Tabletop games, like Dungeons & Dragons (D&D), have been around for decades. There is a unique feel that sitting around a table with one’s friends provides that not even massively multiplayer video games can compete with. That’s why tabletop games still thrive in the age of next-gen consoles. That, and the endless creative possibilities that tabletop roleplaying games allow. Ask any D&D player, and they will no doubt tell you stories about some outlandish situations they’ve found their party in, situations that not even the best video games could have rendered. In the eighties, what you, your friends, and your Dungeon Master (DM) created stayed on your table and in your notebooks, but today the Internet allows players to share their creations with the world. There are communities online where tabletop RPG players can share their adventures and even unique game mechanics. These fan-made races, classes, items, etc. are referred to as “homebrews.” If someone can imagine it, work it into the rules and context of the game, and share it in a way that’s easily understood, someone else miles away can play it. To learn more about this concept of making small-group tabletop games infinitely networked, check out this homebrew wiki.

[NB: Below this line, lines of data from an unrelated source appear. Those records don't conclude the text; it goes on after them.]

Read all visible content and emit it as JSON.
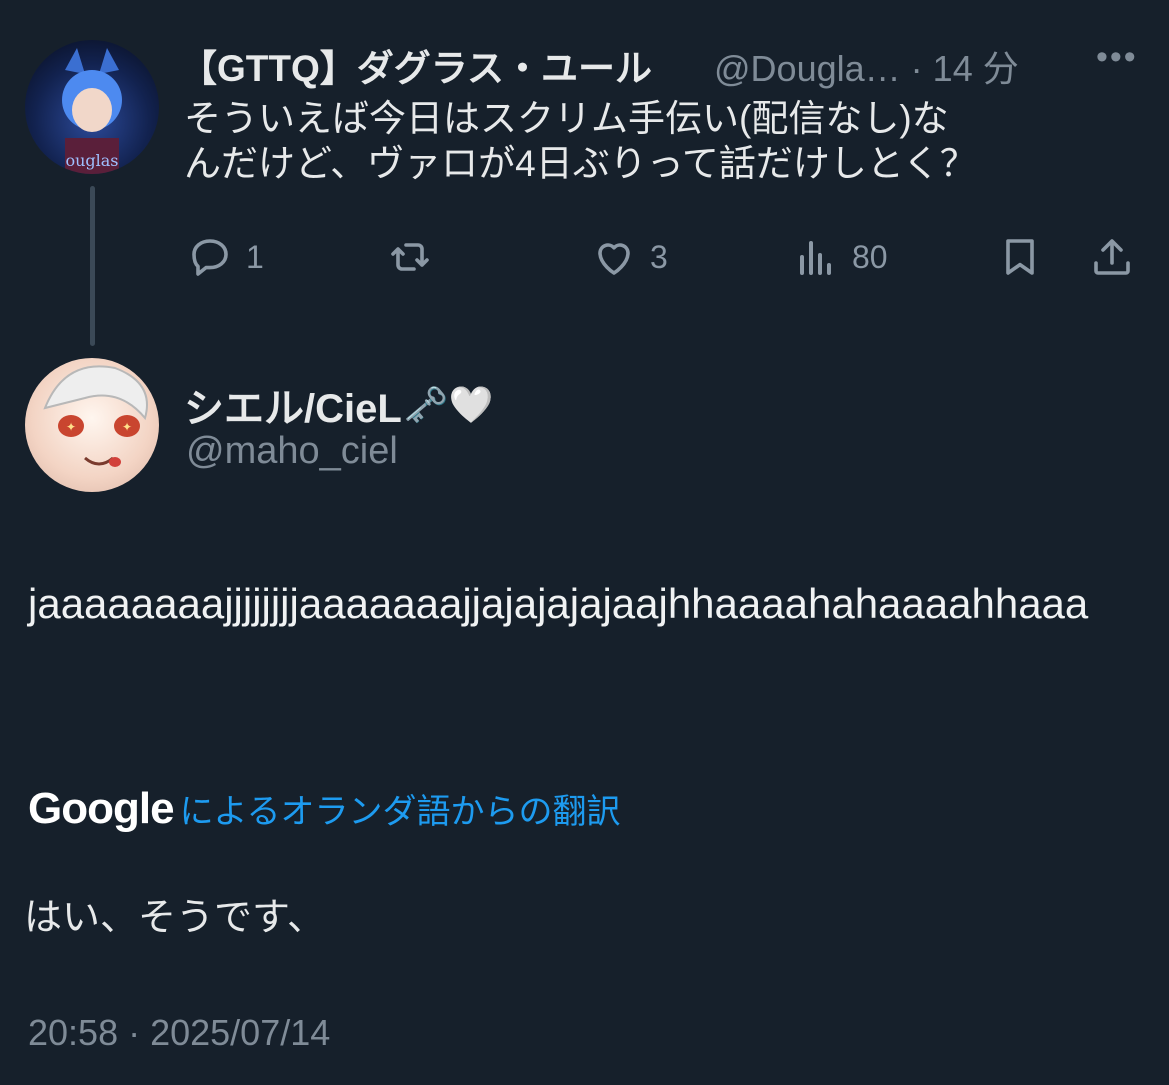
{
  "parent_tweet": {
    "author_name": "【GTTQ】ダグラス・ユール",
    "author_handle": "@Dougla…",
    "separator": "·",
    "time_ago": "14 分",
    "more": "•••",
    "text_line1": "そういえば今日はスクリム手伝い(配信なし)な",
    "text_line2": "んだけど、ヴァロが4日ぶりって話だけしとく？",
    "actions": {
      "reply_count": "1",
      "retweet_count": "",
      "like_count": "3",
      "view_count": "80"
    }
  },
  "reply_tweet": {
    "author_name": "シエル/CieL",
    "author_name_emoji": "🗝️🤍",
    "author_handle": "@maho_ciel",
    "text": "jaaaaaaaajjjjjjjjaaaaaaajjajajajajaajhhaaaahahaaaahhaaa",
    "translation": {
      "provider": "Google",
      "label": "によるオランダ語からの翻訳",
      "text": "はい、そうです、"
    },
    "timestamp": "20:58 · 2025/07/14"
  },
  "colors": {
    "background": "#16202b",
    "text": "#e7e9ea",
    "muted": "#7f8b97",
    "link": "#1d9bf0",
    "thread_line": "#3b4957"
  }
}
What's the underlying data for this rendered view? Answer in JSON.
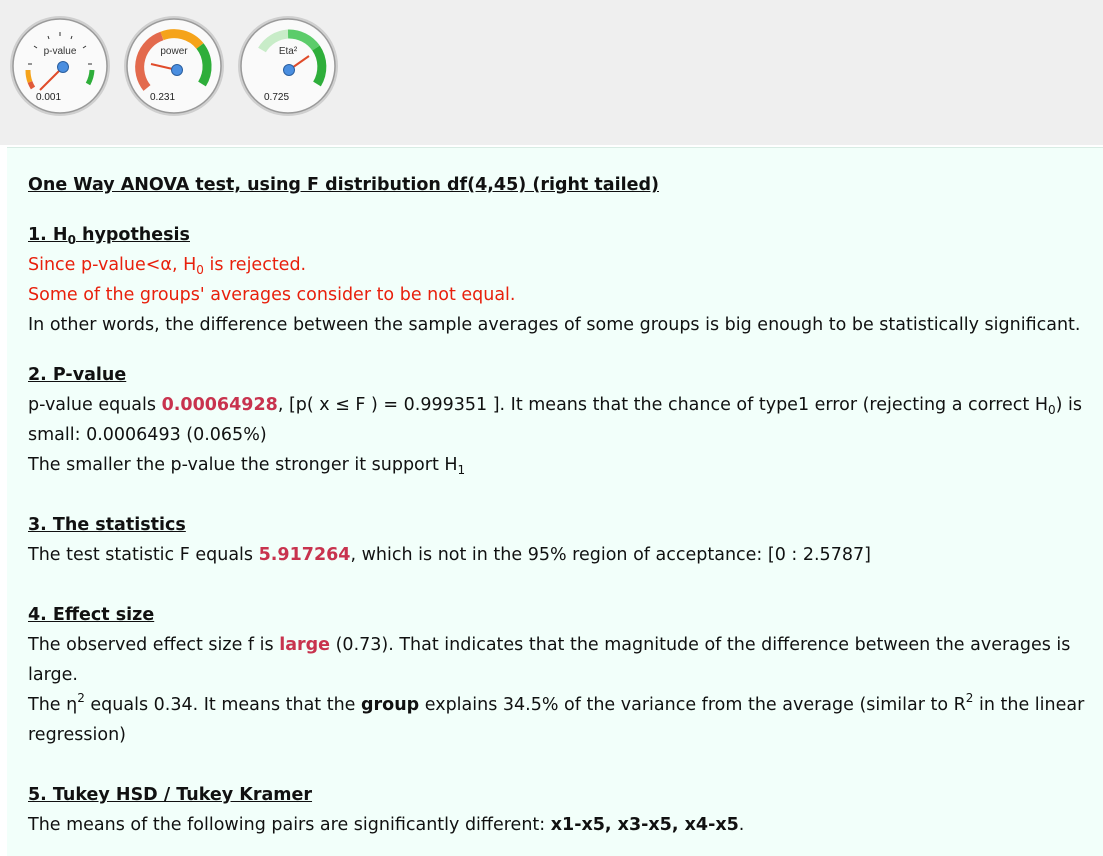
{
  "gauges": [
    {
      "title": "p-value",
      "value_text": "0.001",
      "level": 0.001
    },
    {
      "title": "power",
      "value_text": "0.231",
      "level": 0.231
    },
    {
      "title": "Eta²",
      "value_text": "0.725",
      "level": 0.725
    }
  ],
  "colors": {
    "red": "#e8200c",
    "highlight": "#c8334e",
    "panel": "#f2fffa",
    "gauge_green": "#2eae3a",
    "gauge_orange": "#f5a31a",
    "gauge_red": "#e05a3a"
  },
  "title": "One Way ANOVA test, using F distribution df(4,45) (right tailed)",
  "s1": {
    "heading_a": "1. H",
    "heading_sub": "0",
    "heading_b": " hypothesis",
    "l1_a": "Since p-value<α, H",
    "l1_sub": "0",
    "l1_b": " is rejected.",
    "l2": "Some of the groups' averages consider to be not equal.",
    "l3": "In other words, the difference between the sample averages of some groups is big enough to be statistically significant."
  },
  "s2": {
    "heading": "2. P-value",
    "a": "p-value equals ",
    "pvalue": "0.00064928",
    "b": ", [p( x ≤ F ) = 0.999351 ]. It means that the chance of type1 error (rejecting a correct H",
    "b_sub": "0",
    "c": ") is small: 0.0006493 (0.065%)",
    "l2_a": "The smaller the p-value the stronger it support H",
    "l2_sub": "1"
  },
  "s3": {
    "heading": "3. The statistics",
    "a": "The test statistic F equals ",
    "f": "5.917264",
    "b": ", which is not in the 95% region of acceptance: [0 : 2.5787]"
  },
  "s4": {
    "heading": "4. Effect size",
    "a": "The observed effect size f is ",
    "size": "large",
    "b": " (0.73). That indicates that the magnitude of the difference between the averages is large.",
    "l2_a": "The η",
    "l2_sup": "2",
    "l2_b": " equals 0.34. It means that the ",
    "l2_group": "group",
    "l2_c": " explains 34.5% of the variance from the average (similar to R",
    "l2_sup2": "2",
    "l2_d": " in the linear regression)"
  },
  "s5": {
    "heading": "5. Tukey HSD / Tukey Kramer",
    "a": "The means of the following pairs are significantly different: ",
    "pairs": "x1-x5, x3-x5, x4-x5",
    "end": "."
  }
}
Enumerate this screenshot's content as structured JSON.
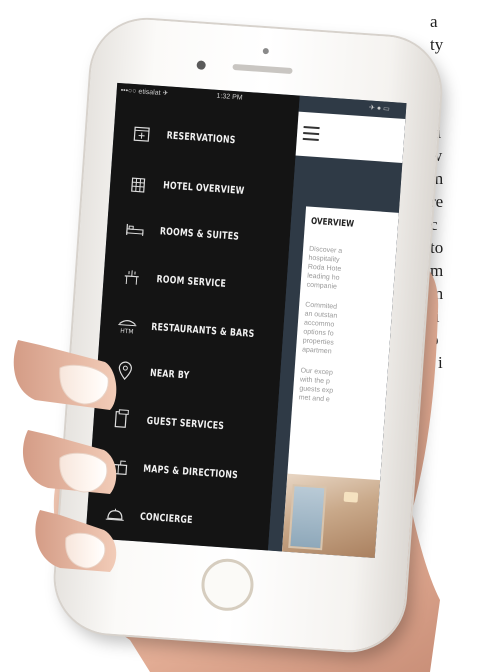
{
  "background_text": [
    "a",
    "ty",
    "",
    "p",
    "b",
    "si",
    "w",
    "m",
    "re",
    "c",
    "to",
    "m",
    "m",
    "ti",
    "o",
    "i"
  ],
  "status_bar": {
    "carrier": "•••○○ etisalat ✈",
    "time": "1:32 PM",
    "right": "✈ ● ▭"
  },
  "menu": {
    "items": [
      {
        "label": "RESERVATIONS",
        "icon": "calendar-icon"
      },
      {
        "label": "HOTEL OVERVIEW",
        "icon": "hotel-building-icon"
      },
      {
        "label": "ROOMS & SUITES",
        "icon": "bed-icon"
      },
      {
        "label": "ROOM SERVICE",
        "icon": "room-service-icon"
      },
      {
        "label": "RESTAURANTS & BARS",
        "icon": "restaurant-icon"
      },
      {
        "label": "NEAR BY",
        "icon": "location-pin-icon"
      },
      {
        "label": "GUEST SERVICES",
        "icon": "guest-services-icon"
      },
      {
        "label": "MAPS & DIRECTIONS",
        "icon": "map-icon"
      },
      {
        "label": "CONCIERGE",
        "icon": "concierge-bell-icon"
      }
    ]
  },
  "content": {
    "title": "OVERVIEW",
    "para1": [
      "Discover a",
      "hospitality",
      "Roda Hote",
      "leading ho",
      "companie"
    ],
    "para2": [
      "Commited",
      "an outstan",
      "accommo",
      "options fo",
      "properties",
      "apartmen"
    ],
    "para3": [
      "Our excep",
      "with the p",
      "guests exp",
      "met and e"
    ]
  },
  "colors": {
    "menu_bg": "#141414",
    "content_bg": "#2f3a46",
    "menu_text": "#f2f2f2"
  }
}
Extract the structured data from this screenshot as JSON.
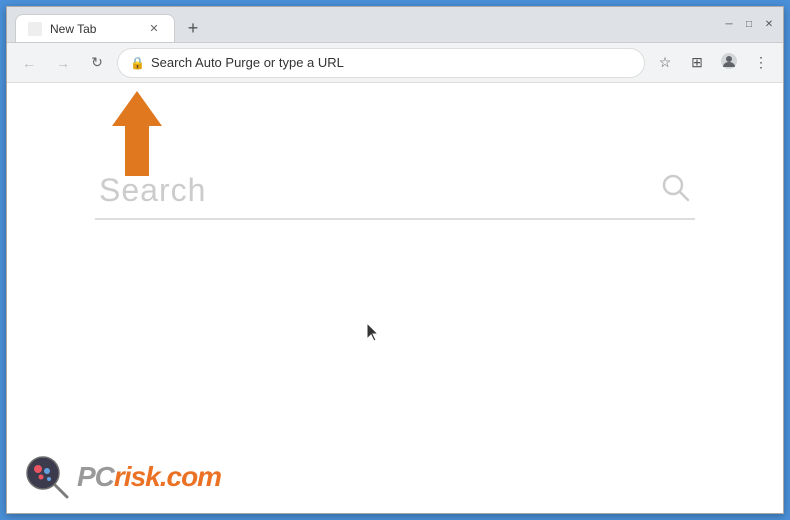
{
  "browser": {
    "tab": {
      "title": "New Tab",
      "favicon_label": "tab-favicon"
    },
    "new_tab_btn": "+",
    "window_controls": {
      "minimize": "─",
      "maximize": "□",
      "close": "✕"
    },
    "nav": {
      "back": "←",
      "forward": "→",
      "refresh": "↻"
    },
    "address_bar": {
      "placeholder": "Search Auto Purge or type a URL",
      "icon": "🔍"
    },
    "toolbar_icons": {
      "star": "☆",
      "extensions": "⊞",
      "profile": "👤",
      "menu": "⋮"
    }
  },
  "page": {
    "search_placeholder": "Search",
    "cursor_visible": true
  },
  "watermark": {
    "logo_alt": "PCrisk logo",
    "pc_text": "PC",
    "risk_text": "risk.com"
  },
  "arrow": {
    "label": "annotation arrow pointing to address bar"
  }
}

I hope this has given you all some new ideas about digital gaming! Although video games are wonderful and artistic, they’re not the only game in town when it comes to networked narratives!